One way that victims’ family members were able to prove that their loved ones left the Palace alive is by identifying them on video recordings. But this was fraught with difficulties as the videos were not easy to come by – as the family members of one of the disappeared, Bernardo Beltrán Hernández, found out when they asked various media outlets for the videos and could not get copies. Colombian state prosecutor Ángela Maria Buitrago reported similar difficulties when trying to recover videos for her investigation, stating that 75 videos had simply disappeared.

1985 siege of the Palace of Justice

The Bogota Supreme Court burning in the 1985 siege.

Another way to prove that the disappeared didn’t die in the Palace is to rely on testimony from the soldiers and the police themselves. Unfortunately, two of these testimonies might have deepened the emotional trauma felt by the victims’ families. The first testimony, from police officer Ricardo Gámez Mazuera, claims Carlos Rodríguez left the Palace alive and was taken to the Casa del Florero to be tortured under the orders of Colonel Plazas Vega. His testimony was discredited by the Procurador’s Office, which pointed out he was not formally affiliated with state security services at that time. Those who defend Gámez say that it was common for the military to work with intelligence agents, as Gámez claims to have been. The second witness, Corporal Edgar Villamizar, gave testimony so riddled with inconsistencies that journalist Daniel Coronell suggested that Villamizar was sent by the military to frame Plazas Vega for crimes committed by people that the military wanted to protect.

This trail of destroyed evidence and questionable witnesses could potentially lead to Plazas Vega walking out a free man. The families of the disappeared will be left without answers but with the knowledge that the military, possibly intentionally, took away their chances of ever knowing what happened to their loved ones.

Summary of the events


In 1984, Colombian President Belisario Betancur and the now-demobilised terrorist group M-19 agree to a ceasefire. The M-19 then claims that the government violated the ceasefire, and plans to take over the Palace of Justice. The group intends to put President Betancur on trial for this violation, with the Supreme Court as judges.

La toma (the takeover)

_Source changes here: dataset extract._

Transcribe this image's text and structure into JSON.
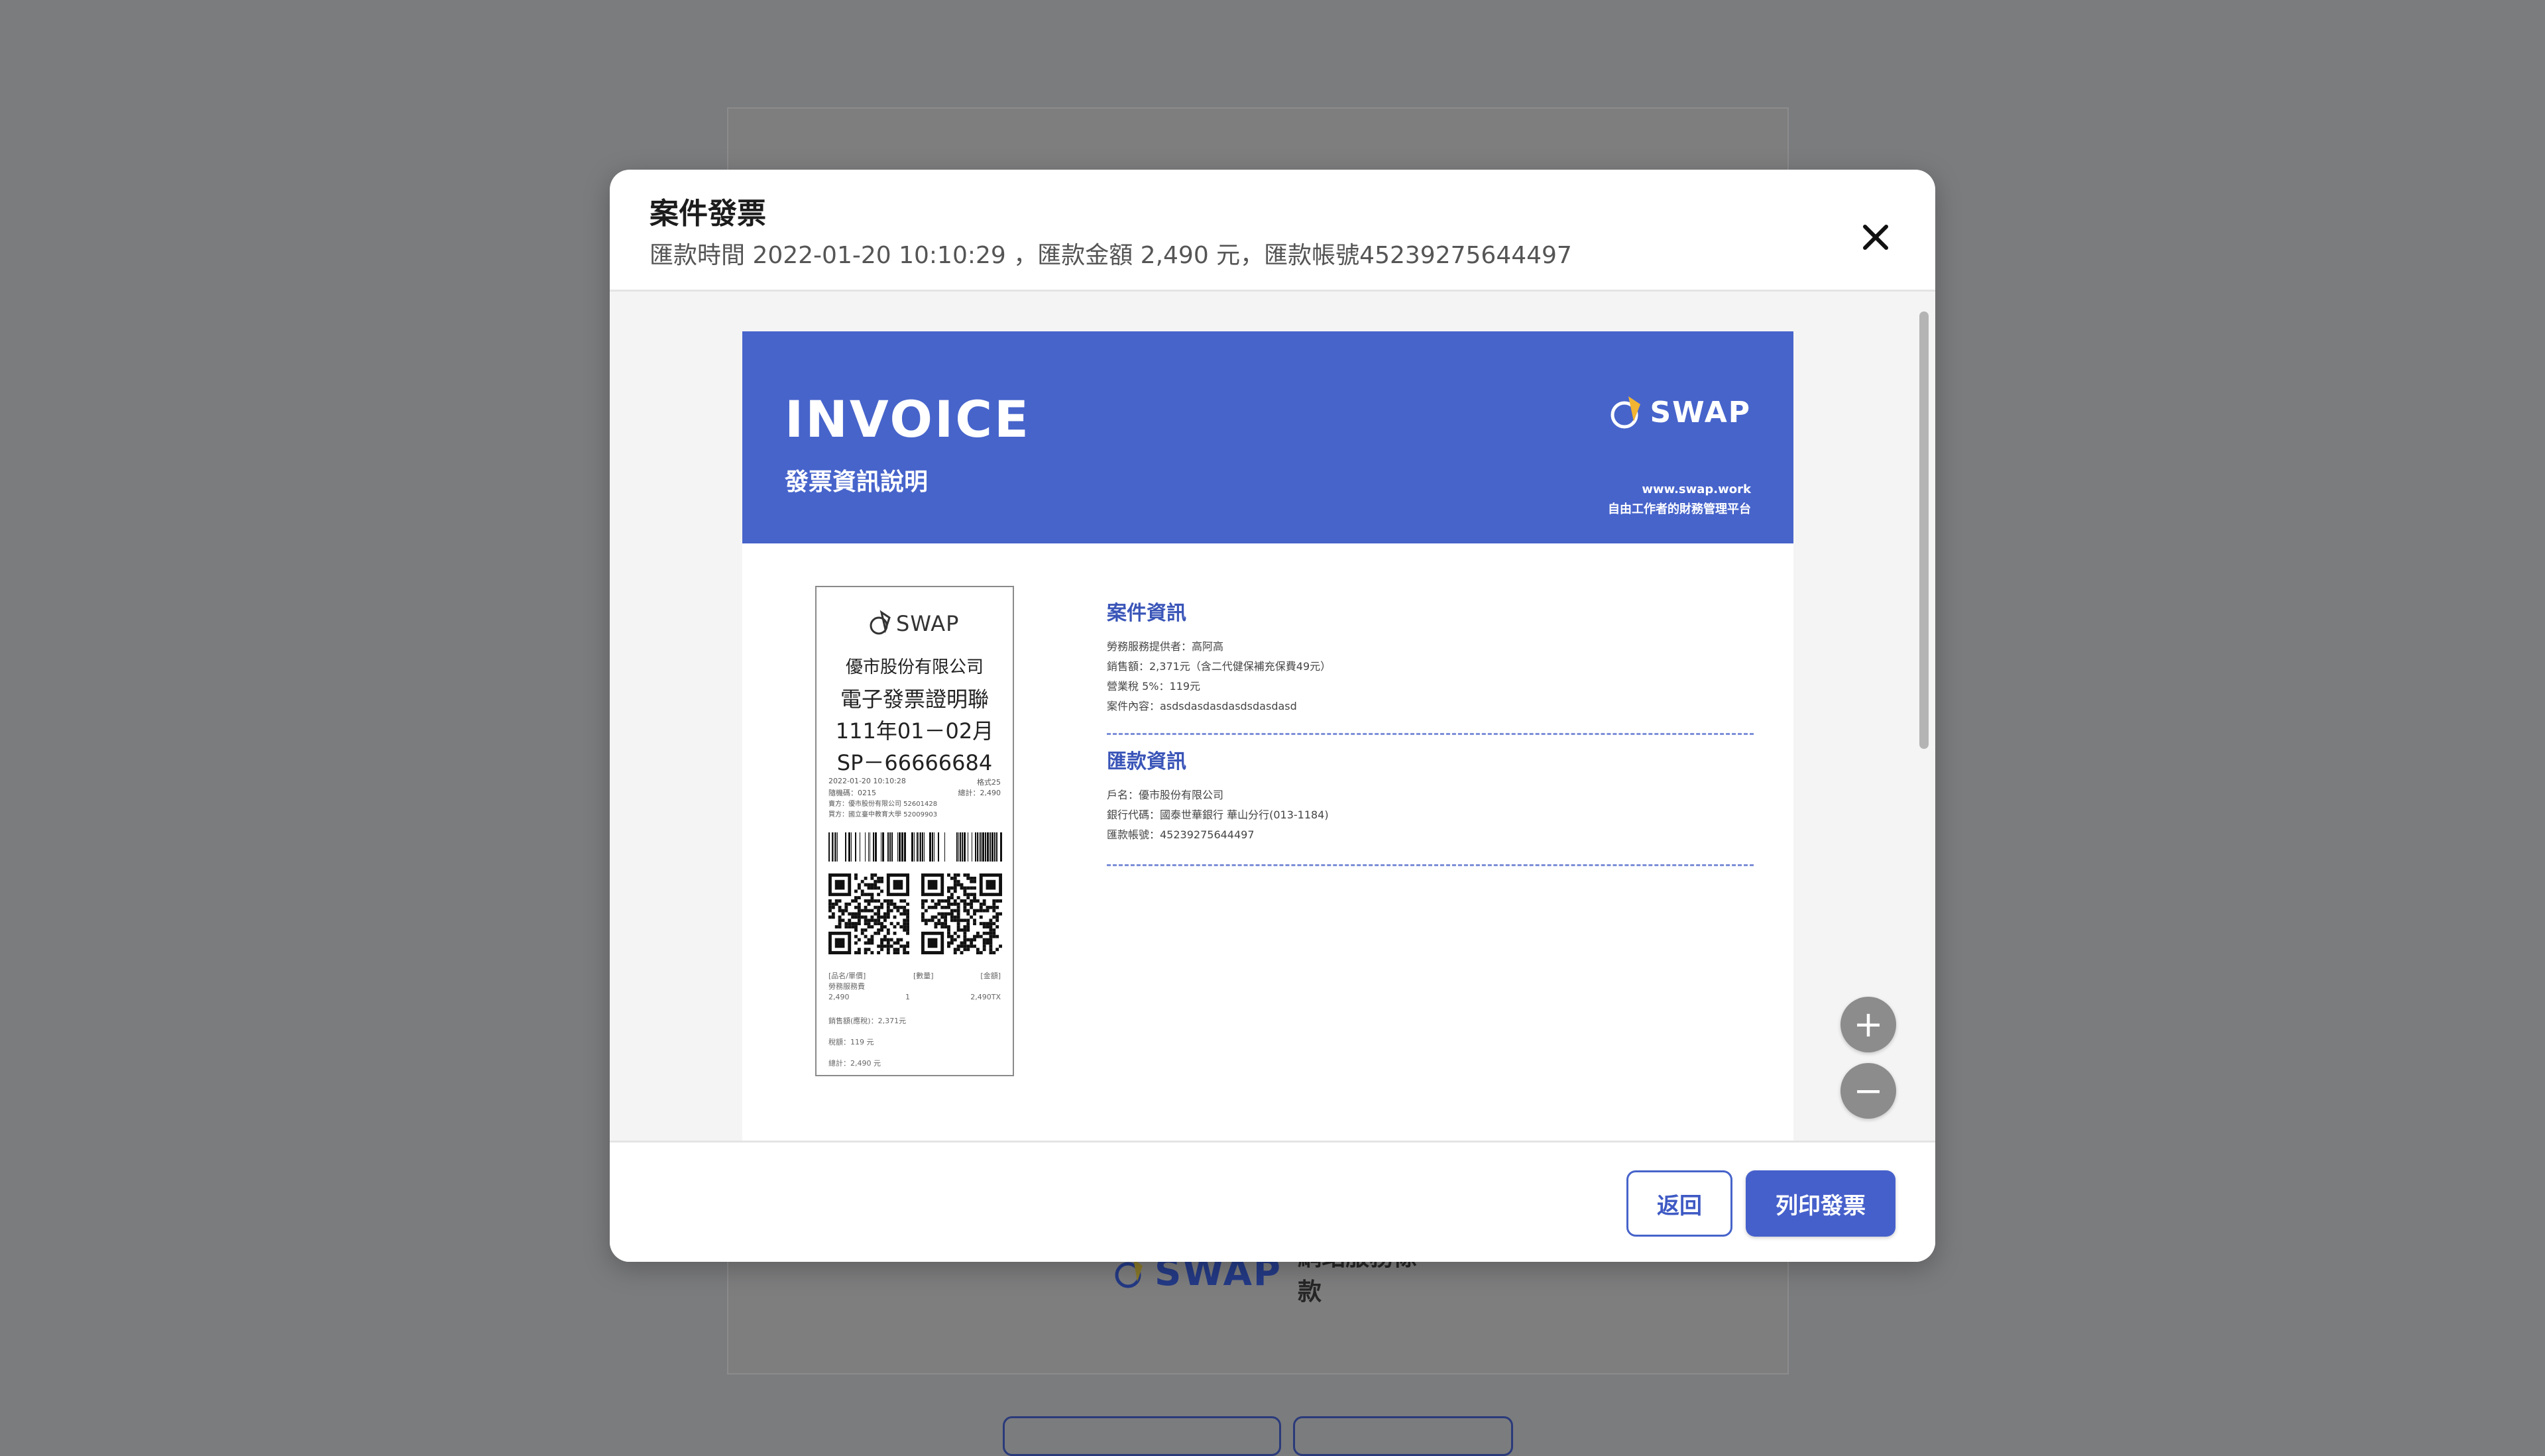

On November 6, 1985 at 11.40am, 35 members of the M-19 enter the Justice Palace. They take about 350 people hostage, including judges from the high courts the Consejo de Estado and the Supreme Court, and kill two security guards, Eulogio Blanco and Gerardo Díaz Arbeláez.

La retoma (the retaking)

At 1.57 pm, Colonel Luis Alfonso Plazas Vega leads tanks into the Palace of Justice, breaking through the large doors of the building. At 2pm, helicopters drop troops on the roof of the building. As the firefight intensifies, Supreme Court President Alfonso Reyes Echandía sends out a call for a ceasefire over RCN Radio, after several failed attempts to reach the President directly. Reyes also asked for a ceasefire directly from the President of Congress and from General Victor Delgado, but to no avail. President Betancur had already decided there would be no negotiations.

At 7am the next day, Betancur changes his mind and decides to negotiate. He gives the head of the Colombian Red Cross (his chosen representative in the negotiation), a message to take to the guerrillas, but the military doesn’t allow him to deliver it, arguing that it’s too dangerous.

At 2.20pm, the retoma is complete, and the government has regained control of the Palace of Justice. About 120 people had died. 12 people, among them Palace cafeteria staff and one M-19 member, would be subsequently reported as disappeared, with the military suspected of torturing and killing them.


By Jake Dixon